Parathyroid hormone (PTH)-related protein (PTHrP) is present in the pancreatic islet. Recent data in transgenic mice suggest that PTHrP might modulate islet mass and insulin secretion. In the present study, we assessed the effect of the N-terminal PTH-like region of PTHrP on DNA synthesis in isolated rat islets. PTHrP (1-34), between 1 pM and 10 nM, for 48 h stimulated thymidine incorporation into rat islets. This effect was maximally induced, about 2.5-fold over control, by 10 pM of this peptide, decreasing thereafter. In contrast, PTHrP (38-64) amide or PTHrP (107-139) were ineffective in increasing DNA synthesis in islets. Using reverse transcription followed by PCR, we confirmed that rat islets express PTHrP and the type I PTH/PTHrP receptor. Addition of a neutralizing anti-PTHrP antibody to the incubation medium of proliferating islets decreased islet DNA synthesis by 30%. The effect of a submaximal dose (30 pM) of PTHrP (1-34) on DNA synthesis in rat islets was abolished by 25 nM bisindolylmaleimide I, a protein kinase C (PKC) inhibitor, but not by 25 microM adenosine 3',5'-cyclic monophosphorothioate, Rp-isomer, a protein kinase A inhibitor. Moreover, 100 nM phorbol-12-myristate-13-acetate for 48 h also increased DNA synthesis 2-fold over controls in islets. PTHrP (1-34), at 100 nM, in contrast to 50 microM forskolin or 10 mM NaF, failed to affect adenylate cyclase activity in islet membranes. PTHrP, at 30 pM, was also found to increase 2-fold insulin released into the islet-conditioned medium within 24-48 h. Our results suggest that PTHrP is a modulator of pancreatic islet growth and/or function by a PKC-mediated mechanism.

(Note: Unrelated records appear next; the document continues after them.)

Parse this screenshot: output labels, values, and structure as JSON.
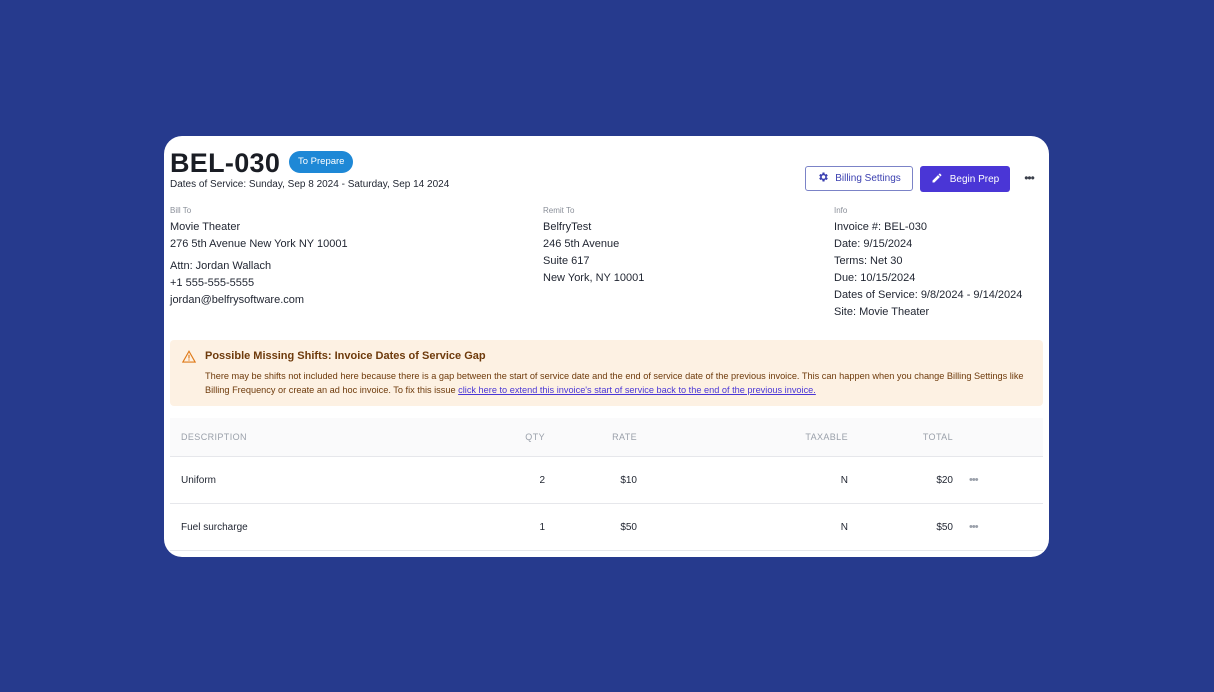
{
  "invoice": {
    "title": "BEL-030",
    "status": "To Prepare",
    "dates_of_service_line": "Dates of Service: Sunday, Sep 8 2024 - Saturday, Sep 14 2024"
  },
  "actions": {
    "billing_settings_label": "Billing Settings",
    "begin_prep_label": "Begin Prep",
    "more_label": "•••"
  },
  "bill_to": {
    "label": "Bill To",
    "name": "Movie Theater",
    "address": "276 5th Avenue New York NY 10001",
    "attn": "Attn: Jordan Wallach",
    "phone": "+1 555-555-5555",
    "email": "jordan@belfrysoftware.com"
  },
  "remit_to": {
    "label": "Remit To",
    "name": "BelfryTest",
    "line1": "246 5th Avenue",
    "line2": "Suite 617",
    "line3": "New York, NY 10001"
  },
  "info": {
    "label": "Info",
    "invoice_number": "Invoice #: BEL-030",
    "date": "Date: 9/15/2024",
    "terms": "Terms: Net 30",
    "due": "Due: 10/15/2024",
    "dates_of_service": "Dates of Service: 9/8/2024 - 9/14/2024",
    "site": "Site: Movie Theater"
  },
  "alert": {
    "title": "Possible Missing Shifts: Invoice Dates of Service Gap",
    "body": "There may be shifts not included here because there is a gap between the start of service date and the end of service date of the previous invoice. This can happen when you change Billing Settings like Billing Frequency or create an ad hoc invoice. To fix this issue ",
    "link": "click here to extend this invoice's start of service back to the end of the previous invoice."
  },
  "table": {
    "headers": {
      "description": "DESCRIPTION",
      "qty": "QTY",
      "rate": "RATE",
      "taxable": "TAXABLE",
      "total": "TOTAL"
    },
    "rows": [
      {
        "description": "Uniform",
        "qty": "2",
        "rate": "$10",
        "taxable": "N",
        "total": "$20",
        "more": "•••"
      },
      {
        "description": "Fuel surcharge",
        "qty": "1",
        "rate": "$50",
        "taxable": "N",
        "total": "$50",
        "more": "•••"
      }
    ]
  },
  "colors": {
    "background": "#263a8d",
    "status_badge": "#1e88d6",
    "primary_button": "#4a36d6",
    "alert_background": "#fdf1e3",
    "alert_text": "#6e3a0b"
  },
  "icons": {
    "billing_settings": "gear-icon",
    "begin_prep": "pencil-icon",
    "alert": "warning-triangle-icon",
    "more": "more-horizontal-icon"
  }
}
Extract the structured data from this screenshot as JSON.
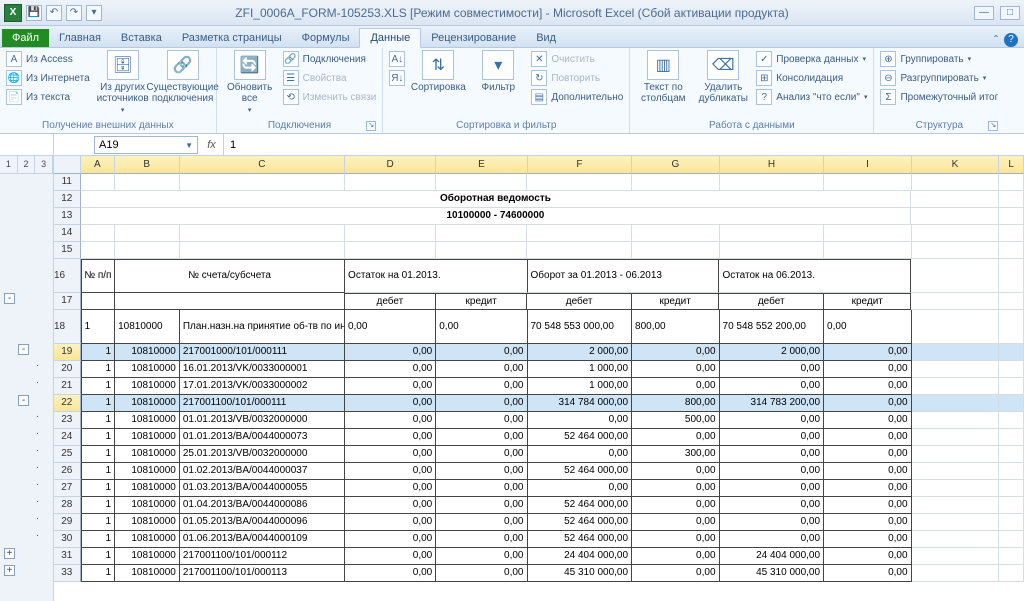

ML Villanueva-Penacarrillo, J Cancelas, F de Miguel, A Redondo, A Valin, I Valverde and P Esbrit
P Esbrit, J Benitez-Verguizas, F de Miguel, A Valin and A Garcia-Ocana
Parathyroid hormone (PTH)-related protein (PTHrP) is the main factor responsible for humoral hypercalcemia of malignancy. Both PTH and PTHrP bind to the common type I PTH/PTHrP receptor (PTHR), thereby activating phospholipase C and adenylate cyclase through various G proteins, in bone and renal cells. However, various normal and transformed cell types, including hypercalcemic Walker 256 (W256) tumor cells, do not produce cAMP after PTHrP stimulation. We characterized the PTHrP receptor and the signaling mechanism upon its activation in the latter cells. Scatchard analysis of PTHrP-binding data in W256 tumor cells revealed the presence of high affinity binding sites with an apparent K(d) of 17 nM, and a density of 90 000 sites/cell. In addition, W256 tumor cells immunostained with an anti-PTHR antibody, recognizing its extracellular domain. Furthermore, reverse transcription followed by PCR, using primers amplifying two different regions in the PTHR cDNA corresponding to the N- and C-terminal domains, yielded products from W256 tumor cell RNA which were identical to the corresponding products obtained from rat kidney RNA. Consistent with our previous findings on cAMP production, 1 microM PTHrP(1-34), in contrast to 10 microg/ml cholera toxin or 1 microM isoproterenol, failed to affect protein kinase A activity in W256 tumor cells. However, in these cells we found a functional PTHR coupling to G(alpha)(q/11), whose presence was demonstrated in these tumor cell membranes by Western blot analysis. Our findings indicate that W256 tumor cells express the PTHR, which seems to be coupled to G(alpha)(q/11). Taken together with previous data, these results support the hypothesis that a switch from the cAMP pathway to the phospholipase C-intracellular calcium pathway, associated with PTHR activation, occurs in malignant cells.